## WHAT YOU ARE ASKED TO DO
Within the lines below, find those that hold the string "JSON" and copy each one.
(INFORMATION SHOWN begins)
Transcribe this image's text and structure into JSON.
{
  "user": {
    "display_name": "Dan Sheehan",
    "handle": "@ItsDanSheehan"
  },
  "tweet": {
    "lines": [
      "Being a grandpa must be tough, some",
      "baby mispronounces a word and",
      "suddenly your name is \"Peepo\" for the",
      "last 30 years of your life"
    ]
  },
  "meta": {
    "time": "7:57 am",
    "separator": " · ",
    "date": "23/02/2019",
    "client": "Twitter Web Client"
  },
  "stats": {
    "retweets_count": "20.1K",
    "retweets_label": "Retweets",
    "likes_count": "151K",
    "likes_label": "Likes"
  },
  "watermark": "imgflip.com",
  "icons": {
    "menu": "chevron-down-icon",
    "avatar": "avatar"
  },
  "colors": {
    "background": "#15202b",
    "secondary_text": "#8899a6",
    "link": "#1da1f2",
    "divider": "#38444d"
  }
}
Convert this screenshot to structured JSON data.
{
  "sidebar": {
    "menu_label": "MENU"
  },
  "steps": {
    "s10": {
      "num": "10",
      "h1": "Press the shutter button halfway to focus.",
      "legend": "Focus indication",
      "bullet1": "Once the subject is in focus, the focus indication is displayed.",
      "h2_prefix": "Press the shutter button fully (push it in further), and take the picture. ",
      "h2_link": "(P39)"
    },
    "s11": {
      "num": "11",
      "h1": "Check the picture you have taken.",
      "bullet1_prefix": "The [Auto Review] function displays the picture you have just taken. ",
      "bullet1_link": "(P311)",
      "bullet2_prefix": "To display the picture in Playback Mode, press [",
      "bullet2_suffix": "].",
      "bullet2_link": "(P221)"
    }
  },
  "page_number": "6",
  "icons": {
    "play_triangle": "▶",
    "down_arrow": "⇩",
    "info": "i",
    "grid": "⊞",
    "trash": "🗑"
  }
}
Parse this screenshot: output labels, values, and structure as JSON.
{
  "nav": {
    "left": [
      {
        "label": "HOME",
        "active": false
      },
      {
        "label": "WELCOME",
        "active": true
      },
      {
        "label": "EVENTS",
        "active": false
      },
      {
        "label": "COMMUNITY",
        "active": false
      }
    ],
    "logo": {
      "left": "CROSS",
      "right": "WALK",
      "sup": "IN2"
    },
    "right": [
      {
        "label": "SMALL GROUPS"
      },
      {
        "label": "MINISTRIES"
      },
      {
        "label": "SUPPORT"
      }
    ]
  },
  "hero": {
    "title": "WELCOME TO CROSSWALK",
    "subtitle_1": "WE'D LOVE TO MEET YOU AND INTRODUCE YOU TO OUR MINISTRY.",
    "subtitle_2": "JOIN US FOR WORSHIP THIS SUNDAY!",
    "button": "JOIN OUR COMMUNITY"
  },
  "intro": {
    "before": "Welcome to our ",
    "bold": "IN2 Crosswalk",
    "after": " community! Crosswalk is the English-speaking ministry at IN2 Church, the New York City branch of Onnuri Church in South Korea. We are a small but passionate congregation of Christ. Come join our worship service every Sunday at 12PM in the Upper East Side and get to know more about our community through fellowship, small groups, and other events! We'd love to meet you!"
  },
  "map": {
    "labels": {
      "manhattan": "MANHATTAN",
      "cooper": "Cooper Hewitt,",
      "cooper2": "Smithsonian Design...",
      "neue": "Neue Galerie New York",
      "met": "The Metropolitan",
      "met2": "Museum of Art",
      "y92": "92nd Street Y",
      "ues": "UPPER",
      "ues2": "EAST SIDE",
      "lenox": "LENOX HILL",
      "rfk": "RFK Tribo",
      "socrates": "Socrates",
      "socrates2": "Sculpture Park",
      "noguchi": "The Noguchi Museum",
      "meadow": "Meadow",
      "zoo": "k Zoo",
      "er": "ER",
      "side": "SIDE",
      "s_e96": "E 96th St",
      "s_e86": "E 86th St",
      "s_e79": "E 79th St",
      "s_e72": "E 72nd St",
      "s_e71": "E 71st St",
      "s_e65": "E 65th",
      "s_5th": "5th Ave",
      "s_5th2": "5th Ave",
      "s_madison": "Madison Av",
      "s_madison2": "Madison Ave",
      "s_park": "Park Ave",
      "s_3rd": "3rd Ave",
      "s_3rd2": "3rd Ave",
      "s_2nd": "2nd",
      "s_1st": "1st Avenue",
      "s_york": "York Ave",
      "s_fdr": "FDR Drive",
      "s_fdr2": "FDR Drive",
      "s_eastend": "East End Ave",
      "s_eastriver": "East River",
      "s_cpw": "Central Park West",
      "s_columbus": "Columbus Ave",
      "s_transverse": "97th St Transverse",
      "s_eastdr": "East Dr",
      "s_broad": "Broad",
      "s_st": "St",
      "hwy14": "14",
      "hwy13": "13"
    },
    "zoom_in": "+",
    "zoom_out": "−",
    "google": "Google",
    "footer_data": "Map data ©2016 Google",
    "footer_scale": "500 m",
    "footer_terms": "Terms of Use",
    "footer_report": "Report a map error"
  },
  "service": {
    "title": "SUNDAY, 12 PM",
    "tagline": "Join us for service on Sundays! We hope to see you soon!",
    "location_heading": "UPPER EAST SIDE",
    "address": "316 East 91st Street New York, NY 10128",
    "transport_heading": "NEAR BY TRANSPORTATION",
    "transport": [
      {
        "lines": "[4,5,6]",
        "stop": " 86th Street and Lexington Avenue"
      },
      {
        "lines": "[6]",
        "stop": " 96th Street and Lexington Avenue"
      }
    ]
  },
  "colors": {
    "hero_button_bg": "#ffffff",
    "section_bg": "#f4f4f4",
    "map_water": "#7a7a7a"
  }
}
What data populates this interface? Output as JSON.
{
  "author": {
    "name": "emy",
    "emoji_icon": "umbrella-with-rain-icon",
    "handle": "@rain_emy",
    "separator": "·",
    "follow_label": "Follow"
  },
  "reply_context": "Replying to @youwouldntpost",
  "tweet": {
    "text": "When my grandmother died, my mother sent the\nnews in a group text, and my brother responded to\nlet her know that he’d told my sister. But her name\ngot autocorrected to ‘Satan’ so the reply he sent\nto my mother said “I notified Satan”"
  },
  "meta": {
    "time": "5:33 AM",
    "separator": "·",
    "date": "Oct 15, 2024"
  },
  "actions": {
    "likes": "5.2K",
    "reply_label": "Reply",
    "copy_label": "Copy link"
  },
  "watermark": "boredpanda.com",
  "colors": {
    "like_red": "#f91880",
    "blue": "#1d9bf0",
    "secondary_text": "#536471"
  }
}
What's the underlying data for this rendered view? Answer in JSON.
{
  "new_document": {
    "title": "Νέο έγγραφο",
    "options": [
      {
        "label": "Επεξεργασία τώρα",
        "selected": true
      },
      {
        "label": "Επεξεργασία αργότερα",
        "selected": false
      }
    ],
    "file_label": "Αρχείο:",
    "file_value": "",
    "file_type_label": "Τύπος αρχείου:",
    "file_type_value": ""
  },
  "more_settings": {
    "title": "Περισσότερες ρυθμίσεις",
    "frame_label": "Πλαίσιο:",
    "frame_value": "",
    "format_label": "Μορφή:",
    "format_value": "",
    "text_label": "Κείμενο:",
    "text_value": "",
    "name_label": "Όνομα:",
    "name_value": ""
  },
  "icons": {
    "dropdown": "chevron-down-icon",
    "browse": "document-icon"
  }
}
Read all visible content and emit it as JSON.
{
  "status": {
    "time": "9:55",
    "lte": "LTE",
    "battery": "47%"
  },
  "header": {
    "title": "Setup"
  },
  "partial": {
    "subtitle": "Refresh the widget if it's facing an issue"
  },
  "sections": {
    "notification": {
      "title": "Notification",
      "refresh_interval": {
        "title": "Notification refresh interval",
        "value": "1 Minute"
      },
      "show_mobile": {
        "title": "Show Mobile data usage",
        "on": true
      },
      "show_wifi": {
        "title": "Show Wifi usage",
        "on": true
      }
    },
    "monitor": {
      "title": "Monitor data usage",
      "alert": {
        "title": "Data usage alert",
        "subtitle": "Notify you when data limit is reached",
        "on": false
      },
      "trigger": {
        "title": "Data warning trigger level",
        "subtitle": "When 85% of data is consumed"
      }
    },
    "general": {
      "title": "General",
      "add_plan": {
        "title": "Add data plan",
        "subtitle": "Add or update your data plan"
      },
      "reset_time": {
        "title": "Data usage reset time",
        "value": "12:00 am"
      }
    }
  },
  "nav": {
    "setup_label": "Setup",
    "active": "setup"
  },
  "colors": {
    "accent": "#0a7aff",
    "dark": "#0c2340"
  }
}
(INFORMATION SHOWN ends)
## RESULT FOR THIS TASK
Transcribe this image's text and structure into JSON.
Convert this screenshot to structured JSON data.
Parse this screenshot: output labels, values, and structure as JSON.
What data populates this interface? Output as JSON.
What's the underlying data for this rendered view? Answer in JSON.
Read all visible content and emit it as JSON.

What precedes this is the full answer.